|Car-Free Day? But look at how blue the sky is!|
|A group of U. de los Andes students pedaling home. But|
how many of them rode the next day?
The reason why air pollution declined was made plain by El Tiempo's photos of the same spot on the Autopista Norte at 4:30 p.m. Wednesday and Thursday - on Wednesday the traffic, mostly private cars, was congested and crawled along (while the Transmilenio buses did advance). On Thursday the buses, no longer blocked by private cars, advanced freely. (El Tiempo reported that public transit moved 15 percent faster.)
But, as this essay argues, the car-free day seems to have lost its original didactic purpose. Sure, I saw a few signs and posters boasting about the benefits of cleaner air. But, when Car-Free Day was created during the mayoralty of Enrique Peñalosa, it was supposed to encourage car owners to think of others ways of getting around. Of course, that's a lot to ask of a one-day event, especially in a city in which every car is banned from circulating two days each week anyway, based on its license plate number. This commentary describes the day as pretty futile, while this one describes Bogotá's traffic troubles without suggesting a solution.

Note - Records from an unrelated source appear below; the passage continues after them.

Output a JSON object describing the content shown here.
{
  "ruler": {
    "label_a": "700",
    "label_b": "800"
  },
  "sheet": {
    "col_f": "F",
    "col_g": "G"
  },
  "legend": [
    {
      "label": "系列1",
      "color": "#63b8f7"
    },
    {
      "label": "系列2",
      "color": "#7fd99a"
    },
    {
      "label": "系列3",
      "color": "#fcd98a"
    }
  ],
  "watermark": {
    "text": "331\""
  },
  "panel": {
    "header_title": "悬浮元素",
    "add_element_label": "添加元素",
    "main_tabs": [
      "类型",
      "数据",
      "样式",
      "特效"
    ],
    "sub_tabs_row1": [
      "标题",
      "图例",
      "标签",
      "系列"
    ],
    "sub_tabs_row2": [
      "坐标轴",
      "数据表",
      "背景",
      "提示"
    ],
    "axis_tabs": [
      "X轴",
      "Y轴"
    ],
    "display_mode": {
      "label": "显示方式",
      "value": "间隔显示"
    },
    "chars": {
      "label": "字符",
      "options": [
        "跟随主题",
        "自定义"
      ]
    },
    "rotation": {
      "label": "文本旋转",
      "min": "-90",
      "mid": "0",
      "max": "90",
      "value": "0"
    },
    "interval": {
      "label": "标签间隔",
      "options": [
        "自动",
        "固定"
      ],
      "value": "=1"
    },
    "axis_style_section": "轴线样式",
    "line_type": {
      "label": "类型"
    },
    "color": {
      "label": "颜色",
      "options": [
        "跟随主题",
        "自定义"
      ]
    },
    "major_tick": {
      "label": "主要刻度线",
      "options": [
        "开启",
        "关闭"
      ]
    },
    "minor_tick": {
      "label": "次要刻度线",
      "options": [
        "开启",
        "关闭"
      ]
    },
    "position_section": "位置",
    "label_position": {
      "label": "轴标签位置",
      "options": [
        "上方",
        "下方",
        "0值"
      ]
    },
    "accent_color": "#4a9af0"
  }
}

Rather, based on what I've heard from callers to radio stations, most Bogotá car-owners think of the car-free day as a nuisance to be suffered through. For many, probably, it's an excuse to take a day off of work, which I guess that's their problem. But if the city really wants this event to make a difference, it should create a real educational campaign, together with serious economic incentives and disincentives, to get people out of their cars. Of course, the very best solution would be to make every day car-free day.
|On Friday, smog's back again.|
Despite everything, Car-Free Day is important if only because it generates discussion about transit solutions here, and for at least one day a congested, car-crammed reality isn't taken for granted. Unfortunately, we're still waiting for real solutions (since Pico y Placa has so obviously failed): this article advocates measures including more bikes and carpools, but doesn't touch on the fundamental problem: too many damn cars!
Meanwhile, feeling quite quixotic, several of us from Bogota Bike Tours protested against air pollution along smoggy Seventh Ave.
On Car-Free Day, the city government announced several measures to combat air pollution, including banning those pollution-belching two-cycle motorcycles, requiring catalitic converters and filters on some vehicles and placing pollution limits on brick factories. But, judging by the utter lack of enforcement of existing laws, one wonders whether these will mean anything.
Anti-pollution laws, sadly, appear to be thoroughly ignored in this city - both by polluters and by those charged with enforcing the law. So, we're campaigning to change that!
|No more air pollution!|